Hutchinson also highlighted the state’s most recent revenue report. That report showed a continued revenue surplus throughout the fiscal year. The report, Hutchinson said, is a sign that the state is recovering from the economic consequences of the pandemic.
The governor said Tuesday’s COVID-19 Taskforce press conference will be the last unless the situation demands weekly updates in the future. Hutchinson said he will continue to broadcast updates each Tuesday but on a broader range of topics than just COVID-19.
Finally, the Arkansas Department of Health reported an additional 296 cases of COVID-19 statewide on Tuesday. That raises the state’s cumulative total of COVID-19 transmissions to more than 336,000. Active cases rose by 104 to 2,043 across Arkansas. Deaths rose by five over the same period to 5,752 since the pandemic began.
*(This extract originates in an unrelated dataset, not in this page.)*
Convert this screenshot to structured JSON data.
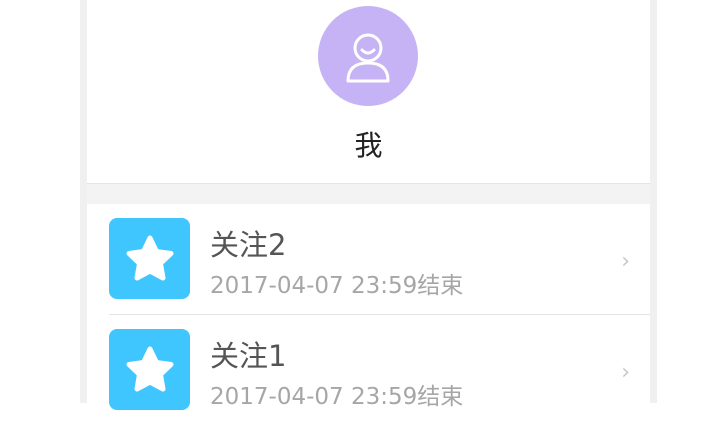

Hospitalizations rose by 20 to leave 192 Arkansans currently hospitalized due to the virus.
Arkansas researchers note rise in anxiety, depression due to food insecurity in midst of pandemic    5/06/2021
Families worried about having enough food during the COVID-19 pandemic are at three times the risk of experiencing anxiety or depression than those that have lost jobs, according to a study by a group of Arkansas agricultural economists.

The results suggest that COVID relief should place more focus on food assistance, researchers said. The group co